In this activity, learners investigate how wind can create surface currents and how waves move. Learners also discover how wind can affect oil spills.
In this activity, learners discover that as the salinity of water increases, the density increases as well. Learners prove this by attempting to float fresh eggs in saltwater and freshwater.
In this lab activity, learners explore how to initiate a density current. Learners measure six flasks with different concentrations of salt and water (colored blue).
In this activity (on pages 18-29) learners explore the impact of the March 24, 1989 oil spill in Alaska caused by the Exxon Valdez tanker.
In this activity, learners discuss the different salinities of oceans, rivers and estuaries.
In this collecting/comparing activity, learners work with samples of sand from different places like a lakefront, river, or ocean beach.
In this activity, learners explore how salt water freezes in comparison to fresh water.
In this activity, learners work in small groups to match various marine animals with their different environments.
In this activity, learners use whale count data from the Hawaiian Islands Humpback Whale National Marine Sanctuary to compare whale counts in relation to environmental factors.
In this activity, learners explore how acids can dissolve eggshells leaving behind a membrane-covered bouncy egg.
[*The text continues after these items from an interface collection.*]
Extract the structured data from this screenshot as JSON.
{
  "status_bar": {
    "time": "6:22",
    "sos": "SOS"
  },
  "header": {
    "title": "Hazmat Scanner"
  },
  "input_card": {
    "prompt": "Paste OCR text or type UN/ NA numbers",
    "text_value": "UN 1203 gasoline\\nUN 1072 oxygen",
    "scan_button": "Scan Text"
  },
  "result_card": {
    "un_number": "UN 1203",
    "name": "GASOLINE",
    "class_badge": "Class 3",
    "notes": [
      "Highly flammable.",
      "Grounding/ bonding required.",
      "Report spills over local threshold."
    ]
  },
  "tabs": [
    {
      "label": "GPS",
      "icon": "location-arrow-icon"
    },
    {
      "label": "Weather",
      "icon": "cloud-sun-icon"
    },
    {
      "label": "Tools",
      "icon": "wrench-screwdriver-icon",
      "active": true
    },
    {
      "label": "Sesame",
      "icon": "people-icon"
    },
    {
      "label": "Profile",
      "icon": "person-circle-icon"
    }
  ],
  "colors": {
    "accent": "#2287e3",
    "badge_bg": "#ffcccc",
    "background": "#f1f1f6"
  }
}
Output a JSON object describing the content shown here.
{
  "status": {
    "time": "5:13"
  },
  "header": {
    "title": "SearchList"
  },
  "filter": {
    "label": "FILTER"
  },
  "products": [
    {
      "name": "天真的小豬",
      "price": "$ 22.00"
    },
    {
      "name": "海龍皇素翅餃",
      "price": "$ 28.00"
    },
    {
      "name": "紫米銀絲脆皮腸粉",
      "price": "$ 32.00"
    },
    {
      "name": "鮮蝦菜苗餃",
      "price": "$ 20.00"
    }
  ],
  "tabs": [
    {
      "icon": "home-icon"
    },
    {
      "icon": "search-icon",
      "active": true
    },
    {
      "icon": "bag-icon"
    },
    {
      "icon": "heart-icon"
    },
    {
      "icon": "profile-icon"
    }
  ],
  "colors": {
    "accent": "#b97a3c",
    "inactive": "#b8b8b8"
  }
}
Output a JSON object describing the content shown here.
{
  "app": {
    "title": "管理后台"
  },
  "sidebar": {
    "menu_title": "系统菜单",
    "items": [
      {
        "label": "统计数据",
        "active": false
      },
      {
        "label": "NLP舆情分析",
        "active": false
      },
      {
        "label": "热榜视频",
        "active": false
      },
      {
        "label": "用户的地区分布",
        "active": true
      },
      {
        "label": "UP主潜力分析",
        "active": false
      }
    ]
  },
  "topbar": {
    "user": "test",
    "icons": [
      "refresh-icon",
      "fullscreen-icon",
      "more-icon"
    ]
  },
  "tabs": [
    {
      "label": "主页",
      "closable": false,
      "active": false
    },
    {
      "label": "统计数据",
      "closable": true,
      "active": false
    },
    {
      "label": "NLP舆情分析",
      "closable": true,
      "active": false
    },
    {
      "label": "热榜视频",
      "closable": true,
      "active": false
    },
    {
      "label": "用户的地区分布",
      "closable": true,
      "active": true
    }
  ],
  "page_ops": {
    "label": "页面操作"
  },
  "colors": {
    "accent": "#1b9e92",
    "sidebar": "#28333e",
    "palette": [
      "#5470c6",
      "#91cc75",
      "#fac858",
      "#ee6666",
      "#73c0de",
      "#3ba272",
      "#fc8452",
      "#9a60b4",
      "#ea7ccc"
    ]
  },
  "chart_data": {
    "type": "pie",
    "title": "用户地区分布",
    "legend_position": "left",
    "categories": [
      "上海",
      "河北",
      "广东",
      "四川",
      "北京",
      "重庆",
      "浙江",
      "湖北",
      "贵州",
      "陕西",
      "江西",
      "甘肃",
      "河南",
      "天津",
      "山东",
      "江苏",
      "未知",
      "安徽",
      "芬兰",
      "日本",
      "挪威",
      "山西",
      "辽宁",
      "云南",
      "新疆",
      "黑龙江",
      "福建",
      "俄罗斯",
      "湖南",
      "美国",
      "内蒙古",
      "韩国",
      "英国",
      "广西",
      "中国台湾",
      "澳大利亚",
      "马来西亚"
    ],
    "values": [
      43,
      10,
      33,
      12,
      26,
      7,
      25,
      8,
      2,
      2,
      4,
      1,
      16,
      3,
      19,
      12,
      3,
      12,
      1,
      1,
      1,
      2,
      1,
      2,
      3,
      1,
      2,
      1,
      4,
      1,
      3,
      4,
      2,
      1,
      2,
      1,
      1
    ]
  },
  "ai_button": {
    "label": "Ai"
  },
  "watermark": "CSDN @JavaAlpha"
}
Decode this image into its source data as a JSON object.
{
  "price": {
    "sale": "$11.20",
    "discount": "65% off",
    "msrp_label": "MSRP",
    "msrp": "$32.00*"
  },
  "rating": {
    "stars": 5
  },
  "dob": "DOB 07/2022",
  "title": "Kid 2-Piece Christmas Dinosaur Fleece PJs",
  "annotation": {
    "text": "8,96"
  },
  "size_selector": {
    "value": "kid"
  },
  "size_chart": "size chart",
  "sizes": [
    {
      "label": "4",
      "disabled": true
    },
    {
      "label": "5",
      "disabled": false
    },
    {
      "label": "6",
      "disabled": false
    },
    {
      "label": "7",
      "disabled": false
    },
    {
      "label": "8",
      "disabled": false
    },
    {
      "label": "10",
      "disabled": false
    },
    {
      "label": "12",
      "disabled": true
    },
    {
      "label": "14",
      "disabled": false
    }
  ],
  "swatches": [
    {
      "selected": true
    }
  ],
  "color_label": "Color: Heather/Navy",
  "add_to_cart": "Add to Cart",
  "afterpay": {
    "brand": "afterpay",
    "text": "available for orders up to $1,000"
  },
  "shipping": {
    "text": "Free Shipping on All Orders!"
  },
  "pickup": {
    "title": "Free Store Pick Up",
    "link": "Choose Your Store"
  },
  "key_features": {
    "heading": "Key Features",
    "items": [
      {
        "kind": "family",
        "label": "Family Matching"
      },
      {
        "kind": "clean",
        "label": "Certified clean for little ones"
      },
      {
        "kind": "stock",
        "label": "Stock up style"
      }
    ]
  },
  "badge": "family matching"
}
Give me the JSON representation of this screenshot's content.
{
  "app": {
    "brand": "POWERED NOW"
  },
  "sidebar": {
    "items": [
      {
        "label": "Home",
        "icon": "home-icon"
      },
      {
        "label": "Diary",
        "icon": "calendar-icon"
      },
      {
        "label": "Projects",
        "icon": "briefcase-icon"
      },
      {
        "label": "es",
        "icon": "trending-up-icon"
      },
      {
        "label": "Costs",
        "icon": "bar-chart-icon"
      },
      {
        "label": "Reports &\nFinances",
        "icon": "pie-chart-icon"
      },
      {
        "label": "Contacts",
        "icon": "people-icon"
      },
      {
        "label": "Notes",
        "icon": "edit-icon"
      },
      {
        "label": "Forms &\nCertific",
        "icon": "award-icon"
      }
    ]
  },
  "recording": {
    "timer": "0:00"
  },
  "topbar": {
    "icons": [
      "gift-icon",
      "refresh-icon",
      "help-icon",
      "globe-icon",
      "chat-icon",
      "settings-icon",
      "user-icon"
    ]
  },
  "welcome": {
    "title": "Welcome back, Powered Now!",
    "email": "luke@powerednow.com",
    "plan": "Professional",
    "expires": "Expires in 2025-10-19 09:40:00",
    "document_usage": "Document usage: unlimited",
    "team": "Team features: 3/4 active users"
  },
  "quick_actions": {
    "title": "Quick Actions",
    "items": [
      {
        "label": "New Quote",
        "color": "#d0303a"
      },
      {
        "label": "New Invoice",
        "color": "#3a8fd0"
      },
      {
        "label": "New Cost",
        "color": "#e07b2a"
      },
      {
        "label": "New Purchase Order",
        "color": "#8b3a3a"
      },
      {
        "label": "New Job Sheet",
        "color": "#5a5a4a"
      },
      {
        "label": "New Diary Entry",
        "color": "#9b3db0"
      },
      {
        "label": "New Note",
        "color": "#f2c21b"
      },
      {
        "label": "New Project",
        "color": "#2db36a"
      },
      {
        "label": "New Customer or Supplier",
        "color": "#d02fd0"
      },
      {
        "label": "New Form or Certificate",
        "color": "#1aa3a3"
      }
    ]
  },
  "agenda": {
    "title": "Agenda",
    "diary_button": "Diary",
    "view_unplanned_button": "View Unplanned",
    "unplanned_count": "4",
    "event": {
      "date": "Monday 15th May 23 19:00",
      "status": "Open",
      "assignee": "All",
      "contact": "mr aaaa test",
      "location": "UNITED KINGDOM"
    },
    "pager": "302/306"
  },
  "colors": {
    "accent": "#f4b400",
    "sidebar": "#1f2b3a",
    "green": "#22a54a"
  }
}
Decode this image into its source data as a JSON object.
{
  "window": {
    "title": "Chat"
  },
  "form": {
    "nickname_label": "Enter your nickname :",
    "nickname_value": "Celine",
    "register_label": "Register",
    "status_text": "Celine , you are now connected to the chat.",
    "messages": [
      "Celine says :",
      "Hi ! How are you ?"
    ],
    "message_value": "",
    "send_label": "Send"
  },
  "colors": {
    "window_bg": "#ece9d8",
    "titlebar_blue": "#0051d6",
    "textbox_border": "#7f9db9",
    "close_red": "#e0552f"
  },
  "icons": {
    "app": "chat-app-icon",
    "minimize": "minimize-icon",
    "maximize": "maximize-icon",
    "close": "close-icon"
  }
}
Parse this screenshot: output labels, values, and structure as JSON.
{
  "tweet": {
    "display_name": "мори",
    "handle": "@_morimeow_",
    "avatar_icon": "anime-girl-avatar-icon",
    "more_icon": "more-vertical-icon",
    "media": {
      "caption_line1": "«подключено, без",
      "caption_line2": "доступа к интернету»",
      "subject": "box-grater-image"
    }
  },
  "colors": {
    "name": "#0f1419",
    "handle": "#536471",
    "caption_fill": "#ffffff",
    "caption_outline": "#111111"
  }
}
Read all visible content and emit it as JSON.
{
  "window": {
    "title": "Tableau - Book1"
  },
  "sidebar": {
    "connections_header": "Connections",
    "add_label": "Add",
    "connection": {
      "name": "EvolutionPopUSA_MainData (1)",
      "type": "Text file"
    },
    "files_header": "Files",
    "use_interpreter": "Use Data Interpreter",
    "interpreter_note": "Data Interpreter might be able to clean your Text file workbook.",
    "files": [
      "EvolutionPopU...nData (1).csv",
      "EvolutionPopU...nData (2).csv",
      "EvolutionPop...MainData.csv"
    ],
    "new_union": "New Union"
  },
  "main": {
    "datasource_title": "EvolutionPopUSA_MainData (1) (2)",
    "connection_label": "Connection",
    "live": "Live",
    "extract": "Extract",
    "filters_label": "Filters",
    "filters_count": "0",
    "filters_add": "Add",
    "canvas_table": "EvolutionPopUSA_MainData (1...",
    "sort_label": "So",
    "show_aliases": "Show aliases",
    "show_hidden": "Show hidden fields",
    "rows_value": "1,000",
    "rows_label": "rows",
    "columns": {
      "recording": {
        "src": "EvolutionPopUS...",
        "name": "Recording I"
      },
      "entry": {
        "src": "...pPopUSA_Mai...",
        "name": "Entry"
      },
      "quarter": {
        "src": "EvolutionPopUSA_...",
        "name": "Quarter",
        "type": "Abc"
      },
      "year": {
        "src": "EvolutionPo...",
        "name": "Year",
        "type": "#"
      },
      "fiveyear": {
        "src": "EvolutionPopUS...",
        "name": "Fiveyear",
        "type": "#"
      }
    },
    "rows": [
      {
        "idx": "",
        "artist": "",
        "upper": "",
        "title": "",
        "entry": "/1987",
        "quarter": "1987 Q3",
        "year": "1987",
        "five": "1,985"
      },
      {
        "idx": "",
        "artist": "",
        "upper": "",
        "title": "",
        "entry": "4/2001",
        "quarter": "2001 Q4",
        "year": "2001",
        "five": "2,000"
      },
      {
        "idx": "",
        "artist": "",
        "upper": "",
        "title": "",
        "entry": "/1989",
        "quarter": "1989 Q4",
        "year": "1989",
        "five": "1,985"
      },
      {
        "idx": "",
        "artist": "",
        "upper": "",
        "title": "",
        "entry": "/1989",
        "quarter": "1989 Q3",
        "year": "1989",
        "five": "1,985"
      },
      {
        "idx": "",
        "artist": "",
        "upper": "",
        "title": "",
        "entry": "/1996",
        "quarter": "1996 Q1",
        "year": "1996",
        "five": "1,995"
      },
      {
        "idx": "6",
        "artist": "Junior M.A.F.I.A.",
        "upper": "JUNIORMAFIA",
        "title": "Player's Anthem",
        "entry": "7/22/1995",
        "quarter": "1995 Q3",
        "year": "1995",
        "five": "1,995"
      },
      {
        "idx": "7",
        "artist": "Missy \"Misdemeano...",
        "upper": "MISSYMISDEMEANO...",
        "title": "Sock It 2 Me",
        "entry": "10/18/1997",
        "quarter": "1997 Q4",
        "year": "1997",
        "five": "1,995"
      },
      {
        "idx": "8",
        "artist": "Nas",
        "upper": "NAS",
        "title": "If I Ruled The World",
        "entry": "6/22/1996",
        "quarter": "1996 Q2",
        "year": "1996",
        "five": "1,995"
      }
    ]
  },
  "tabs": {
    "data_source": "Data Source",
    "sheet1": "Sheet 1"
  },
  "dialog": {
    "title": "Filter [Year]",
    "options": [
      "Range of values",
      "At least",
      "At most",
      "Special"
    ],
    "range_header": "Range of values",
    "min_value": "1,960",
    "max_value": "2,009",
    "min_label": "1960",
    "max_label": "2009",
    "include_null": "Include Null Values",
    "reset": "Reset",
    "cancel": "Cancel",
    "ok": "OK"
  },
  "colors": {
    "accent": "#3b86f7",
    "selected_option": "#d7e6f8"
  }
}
In this data activity, learners will compare and contrast fish communities, diversity and habitats in U.S. National Marine Sanctuaries.
Ocean acidification is a big issue due to the amount of carbon dioxide humans release. CO2 in the atmosphere is absorbed into the ocean thus changing its acidity.
In this creative roleplay activity, learners will explore the various processes of the water cycle using movement, sound, and props to aid in comprehension.
In this group activity, learners act out key stages of the "ocean carbon cycle" (also known as the "carbonate buffer system") through motions, rearranging blocks and team tasks.
In this activity, learners observe live fish in tanks to consider how their body structures are related to their behaviors and habitats.
Throw that fish back? A new generation of ethical anglers concerned about conserving resources is participating in "catch and release" fishing. How is this going?
In this activity, learners observe tide pool animals in a touch tank to consider how they survive.
This creative lesson plan provides a visual way for learners to gain knowledge about the finite amount of fresh water on Earth and encourages the discussion of the various ways to conserve this resour